How the Grinch stole telecom

To be accurate, the title above should read “How the Grinch is trying to steal telecom.” I’m going out on a limb and making the assumption that it will soon be a foregone conclusion that network neutrality will be a thing of the past. More on that in a minute. But speaking of telecom, despite the doom and gloom scenarios that have persisted since the dot-com meltdown, the telecom market remains healthy and is minting all kinds of nifty small form factor technology useful in nontelecom systems.

Cornucopia of standards, applications
Forget what you read in 2000 and 2001 about the decimated remains of telecom companies when dot-com turned to dot-bomb. Back then, the Internet’s infrastructure was substantially overbuilt and Sun, Cisco, and others ended up writing off tens of millions of dollars in inventory and customers’ double-booked backlog. Today, dark fiber in the Internet’s core infrastructure is being lit as multimedia applications including IPTV, BitTorrent, and VoIP suck as much bandwidth as is available.
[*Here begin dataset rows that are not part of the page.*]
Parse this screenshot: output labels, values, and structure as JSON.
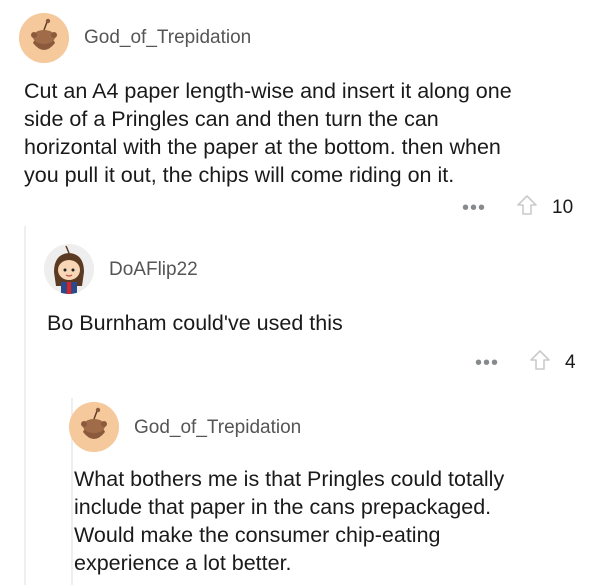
{
  "comments": [
    {
      "username": "God_of_Trepidation",
      "avatar_icon": "snoo-avatar-icon",
      "body_lines": [
        "Cut an A4 paper length-wise and insert it along one",
        "side of a Pringles can and then turn the can",
        "horizontal with the paper at the bottom. then when",
        "you pull it out, the chips will come riding on it."
      ],
      "more_label": "•••",
      "score": "10"
    },
    {
      "username": "DoAFlip22",
      "avatar_icon": "girl-avatar-icon",
      "body_lines": [
        "Bo Burnham could've used this"
      ],
      "more_label": "•••",
      "score": "4"
    },
    {
      "username": "God_of_Trepidation",
      "avatar_icon": "snoo-avatar-icon",
      "body_lines": [
        "What bothers me is that Pringles could totally",
        "include that paper in the cans prepackaged.",
        "Would make the consumer chip-eating",
        "experience a lot better."
      ]
    }
  ],
  "colors": {
    "snoo_bg": "#f5c99b",
    "snoo_body": "#8b5a3c",
    "username": "#555555",
    "meta": "#878a8c",
    "thread_line": "#edeff1"
  }
}
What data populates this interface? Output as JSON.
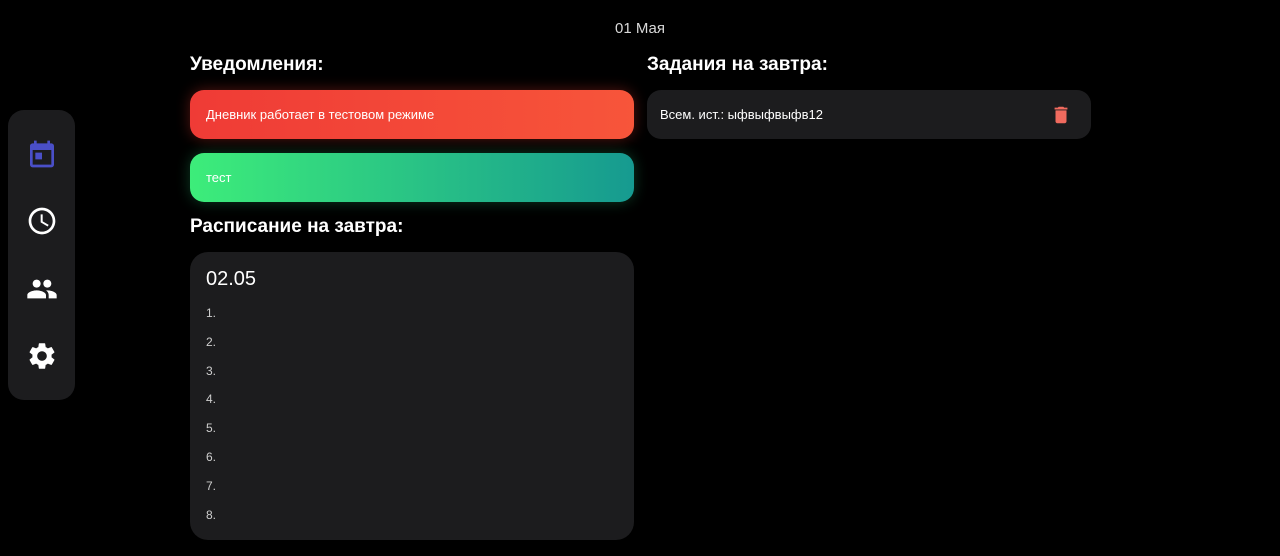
{
  "header": {
    "date": "01 Мая"
  },
  "colors": {
    "accent": "#4a4fc8",
    "danger": "#f06a5e",
    "notification_red": "#ef3b36",
    "notification_green": "#3ded7a"
  },
  "sidebar": {
    "items": [
      {
        "icon": "calendar-icon",
        "active": true
      },
      {
        "icon": "clock-icon",
        "active": false
      },
      {
        "icon": "people-icon",
        "active": false
      },
      {
        "icon": "gear-icon",
        "active": false
      }
    ]
  },
  "notifications": {
    "title": "Уведомления:",
    "items": [
      {
        "text": "Дневник работает в тестовом режиме"
      },
      {
        "text": "тест"
      }
    ]
  },
  "schedule": {
    "title": "Расписание на завтра:",
    "date": "02.05",
    "lessons": [
      "1.",
      "2.",
      "3.",
      "4.",
      "5.",
      "6.",
      "7.",
      "8."
    ]
  },
  "tasks": {
    "title": "Задания на завтра:",
    "items": [
      {
        "text": "Всем. ист.: ыфвыфвыфв12",
        "delete_icon": "trash-icon"
      }
    ]
  }
}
Google is building what might be the world’s largest server farm near me on the banks of the Columbia River in The Dalles, Oregon1. That means more servers and line cards, and it also means a need for new telecom standards such as PICMG’s AdvancedTCA and the existing CompactPCI.

At the consumer end, edge systems to perform packet inspection and shaping speed up IP routing and optimize (or throttle) consumer data rates. New equipment is needed to do this, with multicore processors linked via PCI Express or mounted on swappable mezzanine cards such as PICMG’s Advanced Mezzanine Card (AdvancedMC). But horsepower’s not enough: Low-power processors that are equally perfect for smaller embedded systems are needed to offset megawatts of rack-mounted server heat.

Mobile phone penetration hasn’t slowed down either, especially with China’s appetite for all things Western. The Semiconductor Industry Association (SIA) is forecasting 9.8 percent market growth in 2006 to $249.6 billion, and up to a whopping  9.2 percent compound annual growth rate by 2009. Most of this growth is coming from consumer doodads, especially multimedia 3G cell phones. That’s a small form factor computer if there ever was one.

This rosy picture will continue to present myriad opportunities for small form factor vendors and users alike. There’s an initiative afoot from companies such as Kontron and Motorola to create rugged versions of AdvancedMC modules; these might be perfect for harsh environments such as factory automation, subway trains, vehicle data loggers, or military robots. Similarly, what the telecom industry learns about applying the desktop PCI Express serial fabric to embedded applications in AdvancedTCA and CompactPCI cards is directly applicable to next-generation PC/104 variants. Check out the articles about PCI Express in this issue by new PC/104 Consortium President Jonathan Miller, and by Advantech.

Net neutrality will probably fail
But there’s a dark side to telecom too. Internet technology and connectivity is so integral to our embedded market that I’m in favor of network neutrality. You might be unaware of the battle brewing over the speed of the Internet. This is a subject as long and intriguing as any Ludlum novel, so I’ll keep it brief2. In a nutshell, a number of large telephone ISPs are lobbying Congress and the FCC for a multi-tiered Internet with a data rate directly proportional to a consumer’s payment. On the surface, this sounds fair to me as I already pay a higher rate for a faster cable connection. But hold on a moment.

The issue has sparked controversy and loud cries from consumer advocate groups such as the EFF and senators like  Ron Wyden (D-Ore.) because of the “chilling effects” on small business, rural communities, and lower-income individuals who might be financially restricted to a slower Internet connection. The argument is that the Internet is so essential to 21st century life that everyone needs fair and maximum access. Since its inception, the Internet has been the great equalizer, yielding unheard of business, economic, and social bounty for everyone while smashing previously accepted paradigms and business hegemonies.

In addition, companies such as Microsoft (MSN), Google, and others are worried they’d be forced to pay for more bandwidth to their server search farms at the same time the recipients at the other end of the pipe are paying more for content delivery. This double-dipping squeeze play has most technology pundits up-in-arms. Alas, as we went to press, indications are that Congress and the FCC are writing legislation in favor of a tiered Internet. Interestingly, while the telecos are supplying the political inertia in Washington, the rival broadband cable companies are staying mum.

Only the status quo of network neutrality will mean business as usual; a multi-tiered Internet will affect our market in unknown ways.